Hirsute: covered with hair

Making a Difference

Often students wonder what to do during the summer to improve their chances of getting admitted to a selective college. I understand but am mildly aggravated by this preoccupation. Sure, you can find a cure for cancer or save the world from war and famine but you can also spend time with friends, read some books you didn’t have time for during the school year, mow the lawn, paint the trim, get a job, or find a worthwhile volunteer opportunity near your home: One does not need a passport to do community service. Remember the bumper sticker: Think Globally, Act Locally. And if these ideas sound a bit too pedestrian think of the essay you can write: How I Saved the World by Reducing My Carbon Footprint by Riding My Bike to Work/Library/Food Pantry.

Gems in Walla Walla

Unfortunately, as a regional officer, I’m only on campus about five weeks a year. I have my favorite restaurants (Brassiere Four, Clarette’s, the Marcus Whitman Lounge) and scenic drives (Frog Hollow, Lower Waitsburg and Five Mile roads), but a Walla Walla visit isn’t complete without a stop at Klicker’s.

Klicker’s is a family-owned business out Issacs Avenue, about three miles east of campus. Depending on the season it stocks antiques, ice cream, Christmas trees, culinary specialties, and fresh produce (there’s a Klicker Mountain in the Blues where they grow their amazing strawberries). In my most recent visit I picked up a couple bottles of Creamy WallaWalla Onion Dressing and stuffed them in a pair of shoes in my suitcase for the trip back to my Cape Cod home. If I’m lucky enough to be in town in spring the freshly harvested asparagus, at about a dollar a pound, is to die for. And later, cherries, melons, garden vegetables then the July orange mesh bags of Walla Walla Sweet Onions.
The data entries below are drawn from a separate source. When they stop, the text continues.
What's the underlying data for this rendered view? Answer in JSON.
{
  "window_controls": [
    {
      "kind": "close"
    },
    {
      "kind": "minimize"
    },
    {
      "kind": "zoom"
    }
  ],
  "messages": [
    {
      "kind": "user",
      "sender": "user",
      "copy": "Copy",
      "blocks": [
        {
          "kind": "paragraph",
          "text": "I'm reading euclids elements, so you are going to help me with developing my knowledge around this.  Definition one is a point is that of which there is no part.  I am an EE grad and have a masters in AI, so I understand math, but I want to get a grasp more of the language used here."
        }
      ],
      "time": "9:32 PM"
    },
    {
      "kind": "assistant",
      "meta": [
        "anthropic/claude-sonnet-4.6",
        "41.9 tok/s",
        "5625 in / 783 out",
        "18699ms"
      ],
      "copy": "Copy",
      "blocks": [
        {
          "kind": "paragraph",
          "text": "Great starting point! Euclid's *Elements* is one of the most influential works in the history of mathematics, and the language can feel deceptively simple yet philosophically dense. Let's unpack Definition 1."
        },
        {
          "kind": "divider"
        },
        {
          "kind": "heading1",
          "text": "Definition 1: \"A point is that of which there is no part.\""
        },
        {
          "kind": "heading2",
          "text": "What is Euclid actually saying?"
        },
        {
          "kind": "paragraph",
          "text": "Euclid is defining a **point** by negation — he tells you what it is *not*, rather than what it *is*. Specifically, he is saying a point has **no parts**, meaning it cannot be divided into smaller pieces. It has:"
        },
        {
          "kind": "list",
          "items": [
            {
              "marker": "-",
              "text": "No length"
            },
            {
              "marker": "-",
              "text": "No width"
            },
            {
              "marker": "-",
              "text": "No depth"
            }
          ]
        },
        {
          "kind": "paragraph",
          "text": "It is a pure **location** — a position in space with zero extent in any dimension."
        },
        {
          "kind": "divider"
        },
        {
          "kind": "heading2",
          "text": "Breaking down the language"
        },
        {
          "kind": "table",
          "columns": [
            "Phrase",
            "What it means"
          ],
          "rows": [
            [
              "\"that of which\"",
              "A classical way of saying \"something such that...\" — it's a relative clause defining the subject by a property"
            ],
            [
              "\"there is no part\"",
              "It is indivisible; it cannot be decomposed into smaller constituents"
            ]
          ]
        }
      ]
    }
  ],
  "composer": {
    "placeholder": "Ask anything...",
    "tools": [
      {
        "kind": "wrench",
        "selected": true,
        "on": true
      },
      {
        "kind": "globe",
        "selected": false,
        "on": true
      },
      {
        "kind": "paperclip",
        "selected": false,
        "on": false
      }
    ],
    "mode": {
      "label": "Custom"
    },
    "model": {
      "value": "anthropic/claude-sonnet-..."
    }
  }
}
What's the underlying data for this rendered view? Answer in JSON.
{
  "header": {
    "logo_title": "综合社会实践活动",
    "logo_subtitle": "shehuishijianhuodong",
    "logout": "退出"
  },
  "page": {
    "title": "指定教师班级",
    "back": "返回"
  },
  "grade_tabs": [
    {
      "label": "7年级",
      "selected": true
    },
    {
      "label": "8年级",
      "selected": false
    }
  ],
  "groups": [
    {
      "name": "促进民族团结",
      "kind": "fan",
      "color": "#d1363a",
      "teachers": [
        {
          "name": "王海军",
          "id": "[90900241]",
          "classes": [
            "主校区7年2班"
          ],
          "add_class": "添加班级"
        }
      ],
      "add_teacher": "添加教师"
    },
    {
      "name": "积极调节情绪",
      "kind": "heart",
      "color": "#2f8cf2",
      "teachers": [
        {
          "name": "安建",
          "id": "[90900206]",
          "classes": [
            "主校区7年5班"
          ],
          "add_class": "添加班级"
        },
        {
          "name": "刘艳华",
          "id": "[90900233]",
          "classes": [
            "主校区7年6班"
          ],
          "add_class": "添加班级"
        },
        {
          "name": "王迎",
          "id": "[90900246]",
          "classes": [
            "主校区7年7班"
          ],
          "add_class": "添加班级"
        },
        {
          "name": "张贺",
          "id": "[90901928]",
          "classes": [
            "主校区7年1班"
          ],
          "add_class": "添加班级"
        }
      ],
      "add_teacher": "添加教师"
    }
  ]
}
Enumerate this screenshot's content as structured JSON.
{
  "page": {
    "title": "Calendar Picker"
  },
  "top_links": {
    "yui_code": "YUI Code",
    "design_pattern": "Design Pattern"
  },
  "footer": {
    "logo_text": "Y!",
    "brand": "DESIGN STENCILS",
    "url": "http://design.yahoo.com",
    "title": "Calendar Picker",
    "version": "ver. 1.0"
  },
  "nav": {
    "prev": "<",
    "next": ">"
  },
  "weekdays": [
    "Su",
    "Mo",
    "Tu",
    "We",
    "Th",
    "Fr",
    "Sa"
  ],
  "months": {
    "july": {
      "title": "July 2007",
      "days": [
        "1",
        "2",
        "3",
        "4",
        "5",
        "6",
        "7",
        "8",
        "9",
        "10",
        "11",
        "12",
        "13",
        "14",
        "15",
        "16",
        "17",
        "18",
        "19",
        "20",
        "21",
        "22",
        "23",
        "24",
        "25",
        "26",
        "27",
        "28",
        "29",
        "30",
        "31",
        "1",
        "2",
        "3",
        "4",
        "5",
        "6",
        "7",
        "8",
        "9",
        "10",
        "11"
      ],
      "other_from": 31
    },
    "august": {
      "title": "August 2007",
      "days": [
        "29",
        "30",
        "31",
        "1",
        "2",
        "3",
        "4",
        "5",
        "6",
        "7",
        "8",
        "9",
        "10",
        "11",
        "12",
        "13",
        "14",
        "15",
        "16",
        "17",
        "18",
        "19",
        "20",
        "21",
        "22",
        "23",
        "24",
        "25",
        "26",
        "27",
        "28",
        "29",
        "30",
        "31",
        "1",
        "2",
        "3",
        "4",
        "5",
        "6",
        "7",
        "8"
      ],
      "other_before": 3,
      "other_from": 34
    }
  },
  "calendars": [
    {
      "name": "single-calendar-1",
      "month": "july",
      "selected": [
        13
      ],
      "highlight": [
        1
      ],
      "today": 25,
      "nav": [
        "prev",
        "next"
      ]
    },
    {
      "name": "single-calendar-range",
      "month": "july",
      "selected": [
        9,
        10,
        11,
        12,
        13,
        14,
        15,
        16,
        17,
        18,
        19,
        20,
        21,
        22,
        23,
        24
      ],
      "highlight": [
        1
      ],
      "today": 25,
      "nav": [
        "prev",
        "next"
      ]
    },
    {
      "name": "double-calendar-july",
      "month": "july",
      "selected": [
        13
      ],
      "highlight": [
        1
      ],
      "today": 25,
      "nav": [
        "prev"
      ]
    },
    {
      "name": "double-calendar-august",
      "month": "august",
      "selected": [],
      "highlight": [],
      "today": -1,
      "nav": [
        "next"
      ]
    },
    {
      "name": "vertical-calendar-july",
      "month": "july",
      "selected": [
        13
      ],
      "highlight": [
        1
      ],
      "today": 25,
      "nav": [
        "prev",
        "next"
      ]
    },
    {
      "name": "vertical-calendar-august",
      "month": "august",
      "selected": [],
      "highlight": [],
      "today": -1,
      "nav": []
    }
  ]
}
After Walla Walla produce New England produce produces mild depression.

Reading Season, Regional Variety

I fire up the computer sometime between 6 and 7 each morning—read my overnight email, go upstairs and brew Starbuck’s Sumatra (my older daughter works for Starbuck’s so no whining about corporate coffee, yadda yadda), walk the dog, pick up the two newspapers in front of my house.      Drink the coffee, read my newspapers and then am in front of my two screens about 8 a.m. for a day of reading—vote sheet on the screen to my left, scrolling app directly in front of me.

I do the easy lifting first as warm up: 2nd reads take 10-15 minutes each and I’m looking to see if the 1st reader has missed something or if I disagree with the read: sometimes yes, usually no.

The heavy lifting begins. 1st reads can take over a half-hour. I come at them with a blank slate and scroll through the app with great care, taking notes on scratch paper as I go. I want to know what the student has to say and what the recs say about the student. Most everyone is a good student so what distinguishes this individual? Do they have special talents, intense passions? Will they fit in Whitman’s participatory, collaborative environment? What will they bring to the table and what will they take from the table?

An admission from an admission officer: I sometimes email a student whose app I’ve just read if their writing knocks my socks off. Sometimes they email back, surprised that there’s a human being on the other end of cyberspace. There is.

Meet Bruce!

Name: Bruce J. Jones

College, year, major: Whitman, ’67, History

Grad School, year, degree/concentration: Wesleyan U, ’69, MAT, Urban Education; Cal Berkeley, ’77, Counseling Certificate

Recruitment Territories: New England, South, Southeast

Other Office Duties: Alumni/parent initiatives, fall counselor visits, “yield” events, office edits, college info database updates

Favorite –

Color: Don’t have one

Ice Cream Flavor: Coffee

Book: All the Pretty Horses, Cormac McCarthy

Movie: Breaking Away; Open Range

Taco Truck Order: Walla Walla Sweet Onions

Favorite thing about Whitman: Location, location, location

Favorite place to eat in Walla Walla: Creektown Café

Stuff I like to do: Cycle, road and mountain; walk in the woods; drink Walla Walla wines; hold babies; cook; write; putz around the house.